I received my Branch invitation this weekend, and made my first contribution.
It hasn’t changed my initial assessment that Branch could end up being something rather different from what has come before in very interesting ways, but it did cause a few more ideas to bubble up in my head.
The most interesting ones have been around the characteristics of conversations.
I hadn’t given it much thought before, but face-to-face conversations (at least the worthwhile ones) are largely sequential: only one person can speak at a time, and the other participants are listening. Each contributor in the conversation must take in (or at least sit through) what is being said by others, and wait for the opportunity to make their contribution.
And in a face-to-face situation, the overall direction of a conversation is guided by consensus: if the group cannot achieve a rough consensus on where the conversation should go, that conversation ends.

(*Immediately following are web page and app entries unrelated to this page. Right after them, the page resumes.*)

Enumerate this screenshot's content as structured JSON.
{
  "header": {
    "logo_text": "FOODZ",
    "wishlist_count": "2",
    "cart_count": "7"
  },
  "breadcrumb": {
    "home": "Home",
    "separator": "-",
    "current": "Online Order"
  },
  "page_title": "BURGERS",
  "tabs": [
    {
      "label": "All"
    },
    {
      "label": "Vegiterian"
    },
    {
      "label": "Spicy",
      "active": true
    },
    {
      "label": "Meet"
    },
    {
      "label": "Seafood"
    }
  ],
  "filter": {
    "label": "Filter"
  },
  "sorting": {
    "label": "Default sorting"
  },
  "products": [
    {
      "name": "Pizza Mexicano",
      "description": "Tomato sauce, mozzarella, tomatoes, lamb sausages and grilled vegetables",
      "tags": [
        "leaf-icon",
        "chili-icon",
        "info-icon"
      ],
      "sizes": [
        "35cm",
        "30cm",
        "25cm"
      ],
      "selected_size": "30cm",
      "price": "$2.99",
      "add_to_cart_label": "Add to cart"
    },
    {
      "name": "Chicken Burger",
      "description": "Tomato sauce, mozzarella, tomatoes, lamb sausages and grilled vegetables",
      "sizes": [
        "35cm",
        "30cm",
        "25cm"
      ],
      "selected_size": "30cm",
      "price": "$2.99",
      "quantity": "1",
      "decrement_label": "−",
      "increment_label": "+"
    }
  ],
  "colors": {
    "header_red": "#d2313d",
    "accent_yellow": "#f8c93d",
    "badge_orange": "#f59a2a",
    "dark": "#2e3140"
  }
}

Online conversations generally don’t follow this model. Whether it’s comments on a blog post or a discussion in a topical forum, multiple participants can and do respond to each contribution simultaneously. In the time it takes to type a thoughtful response, three other people may have already added to the conversation. Participants don’t necessarily have complete information about the overall direction of the conversation when adding their part to it.

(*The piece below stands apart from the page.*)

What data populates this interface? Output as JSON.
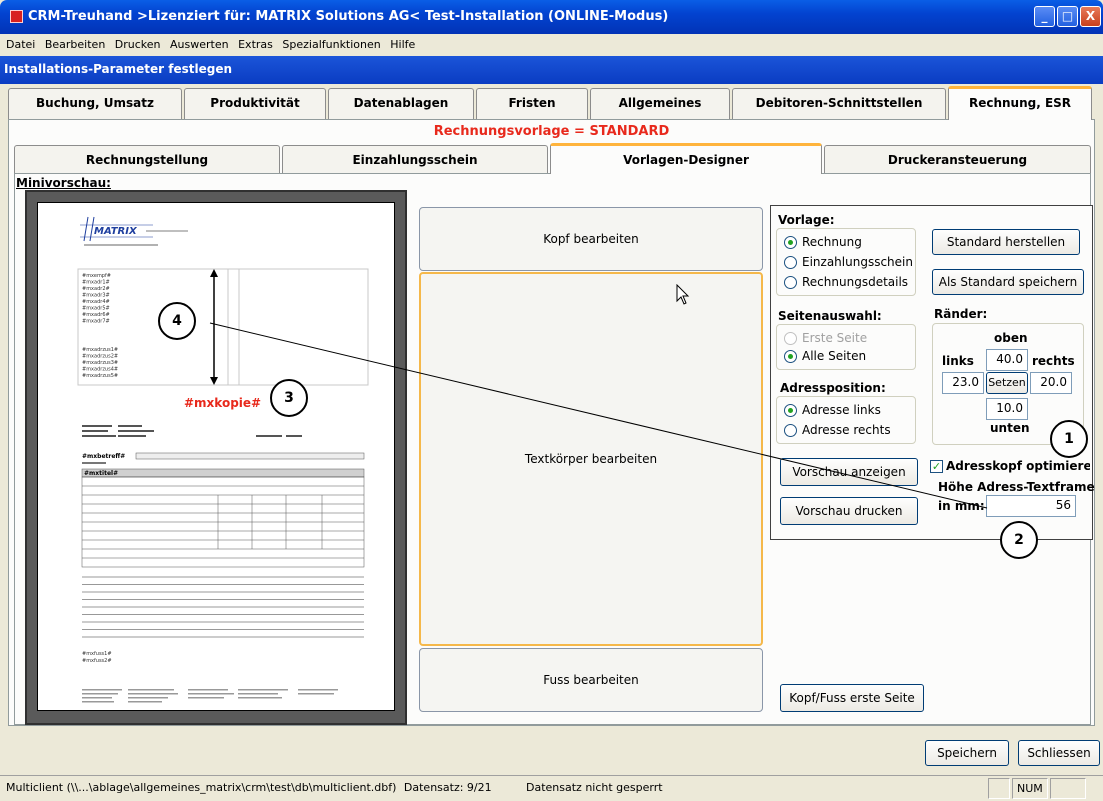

There’s also no requirement for consensus on an online discussion. If the participants don’t agree on what the conversation should be about, each sub-group can continue “their” conversation in the same location — they all still share a single thread/post/what-have-you — but it’s no longer really one discussion with a single, directed flow.
It fascinates me that thus far, the Branches that have felt most worthwhile to me have hewed much more closely to the offline model of a conversation than the current online model: each contributor seems to be (metaphorically) waiting their turn and then adding to the conversation as a whole. They feel much more measured, perhaps even “slow,” than most online discussions.

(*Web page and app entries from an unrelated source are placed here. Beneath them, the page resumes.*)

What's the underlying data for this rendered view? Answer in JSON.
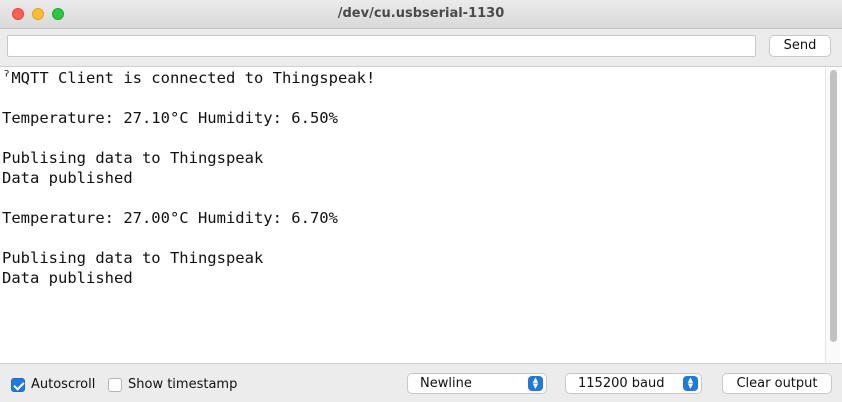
{
  "window": {
    "title": "/dev/cu.usbserial-1130"
  },
  "send": {
    "input_value": "",
    "button_label": "Send"
  },
  "output": {
    "lines": [
      "ˀMQTT Client is connected to Thingspeak!",
      "",
      "Temperature: 27.10°C Humidity: 6.50%",
      "",
      "Publising data to Thingspeak",
      "Data published",
      "",
      "Temperature: 27.00°C Humidity: 6.70%",
      "",
      "Publising data to Thingspeak",
      "Data published"
    ]
  },
  "footer": {
    "autoscroll_label": "Autoscroll",
    "autoscroll_checked": true,
    "timestamp_label": "Show timestamp",
    "timestamp_checked": false,
    "line_ending": "Newline",
    "baud_rate": "115200 baud",
    "clear_label": "Clear output"
  },
  "colors": {
    "accent": "#1f7ae0",
    "close": "#ff5f57",
    "minimize": "#febc2e",
    "maximize": "#28c840"
  }
}
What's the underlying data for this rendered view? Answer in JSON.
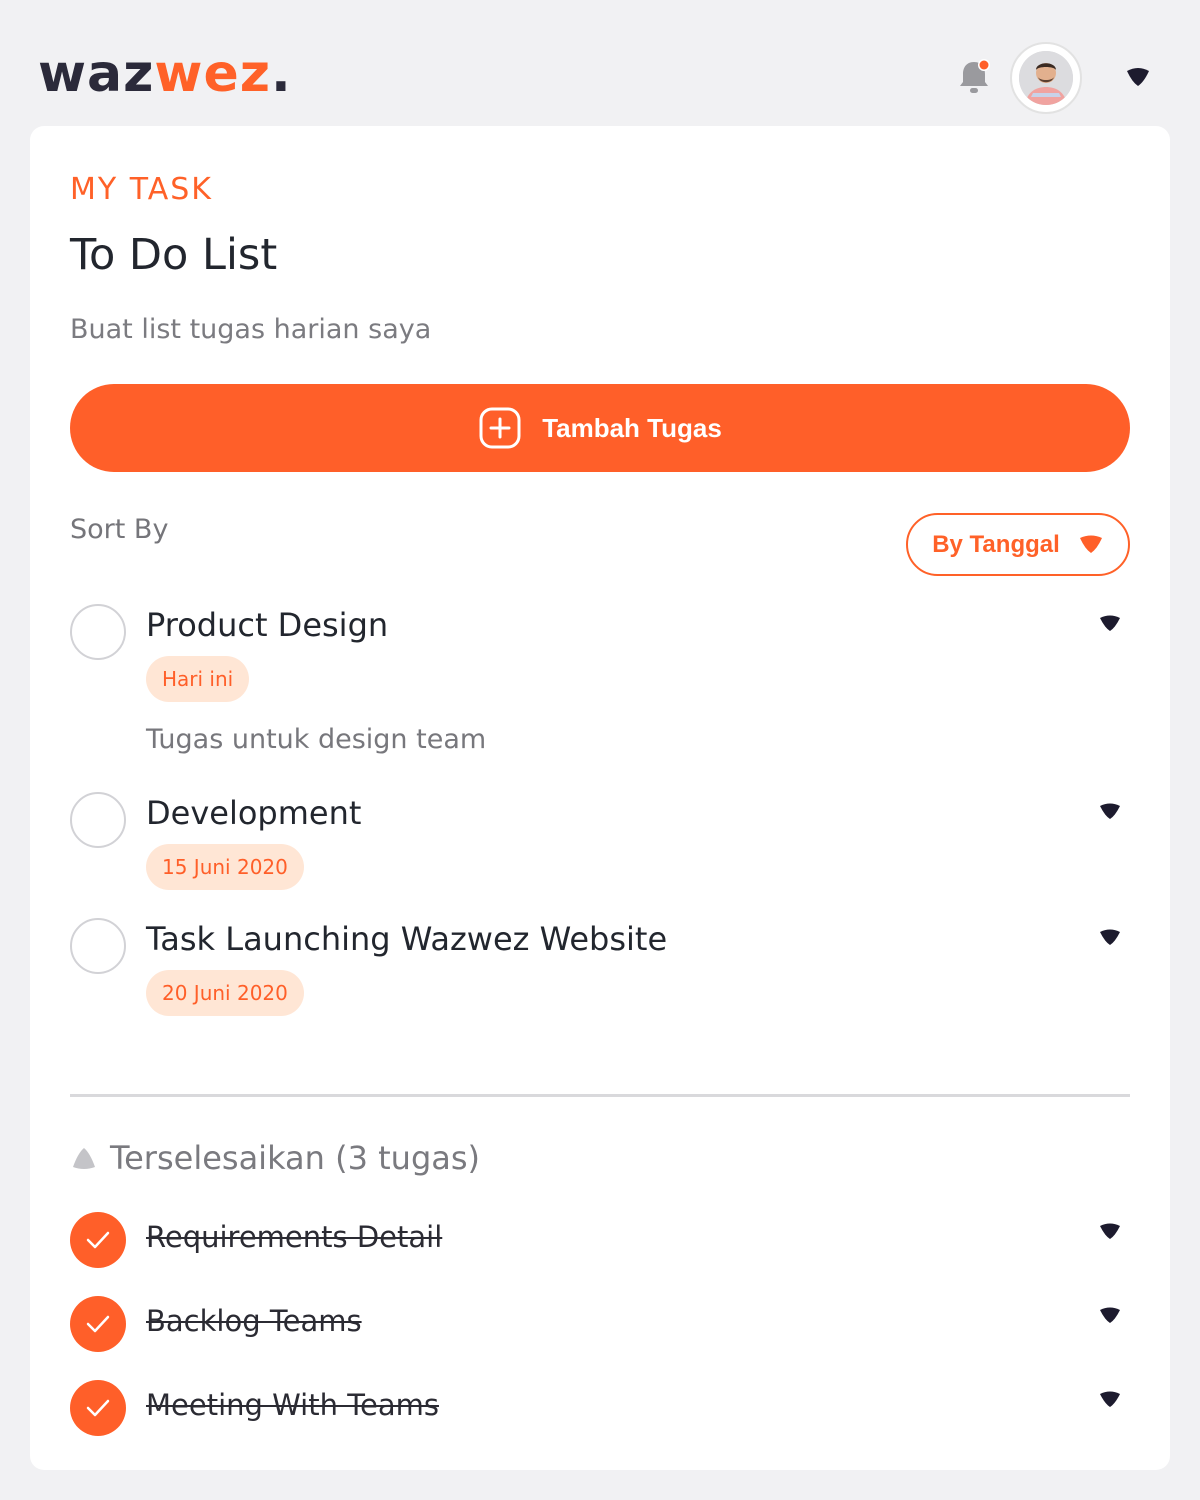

But the catch is how to encourage and facilitate that experience online.
When offline elementary school teachers and management consultants encounter the kinds of issues that online conversations encounter, they often reach for the “talking stick” — you talk while you’ve got the stick, and when you’re done you hand it to the next person. It’s crude, but surprisingly often it can help.
Is the talking stick a metaphor that has value for a class of online discussions? It’s limiting, it can be frustrating or even feel demeaning, but it accomplishes something.
If the goal is to collaborate on creating a directed, coherent discussion online, do the individual participants need to accept some new constraints?